** Exercise details **
From the records below, work out how many lines contain "icon". Reply with that number alone.

** Input records **
/---

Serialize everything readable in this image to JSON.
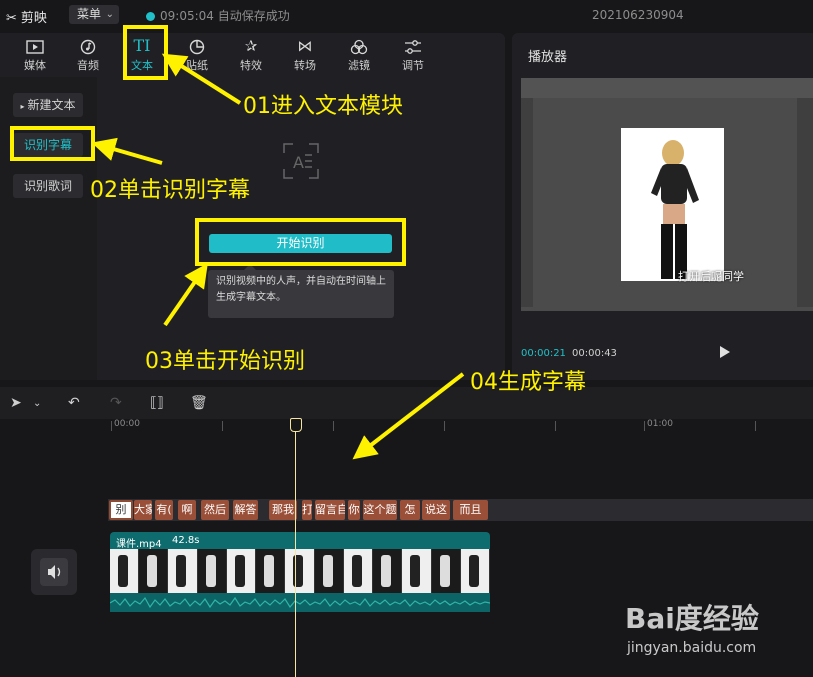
{
  "topbar": {
    "app_name": "剪映",
    "menu_label": "菜单",
    "save_status": "09:05:04 自动保存成功",
    "project_name": "202106230904"
  },
  "toolbar_tabs": [
    {
      "label": "媒体",
      "icon": "media-icon"
    },
    {
      "label": "音频",
      "icon": "audio-icon"
    },
    {
      "label": "文本",
      "icon": "text-icon",
      "glyph": "TI",
      "active": true
    },
    {
      "label": "贴纸",
      "icon": "sticker-icon"
    },
    {
      "label": "特效",
      "icon": "effects-icon"
    },
    {
      "label": "转场",
      "icon": "transition-icon"
    },
    {
      "label": "滤镜",
      "icon": "filter-icon"
    },
    {
      "label": "调节",
      "icon": "adjust-icon"
    }
  ],
  "sidebar": {
    "items": [
      {
        "label": "新建文本"
      },
      {
        "label": "识别字幕",
        "active": true
      },
      {
        "label": "识别歌词"
      }
    ]
  },
  "content": {
    "start_button": "开始识别",
    "tooltip": "识别视频中的人声，并自动在时间轴上生成字幕文本。"
  },
  "player": {
    "title": "播放器",
    "subtitle": "打开后呢同学",
    "time_current": "00:00:21",
    "time_total": "00:00:43"
  },
  "timeline": {
    "ruler_labels": [
      "00:00",
      "01:00"
    ],
    "captions": [
      "别",
      "大家",
      "有(",
      "啊",
      "然后",
      "解答",
      "那我",
      "打",
      "留言自",
      "你",
      "这个题",
      "怎",
      "说这",
      "而且"
    ],
    "clip_name": "课件.mp4",
    "clip_duration": "42.8s"
  },
  "annotations": {
    "step1": "01进入文本模块",
    "step2": "02单击识别字幕",
    "step3": "03单击开始识别",
    "step4": "04生成字幕",
    "color": "#fff200"
  },
  "watermark": {
    "logo": "Bai度经验",
    "url": "jingyan.baidu.com"
  },
  "colors": {
    "accent": "#21c0c8",
    "caption": "#9a4f38",
    "clip": "#0f6c6e"
  }
}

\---

** Task result **
8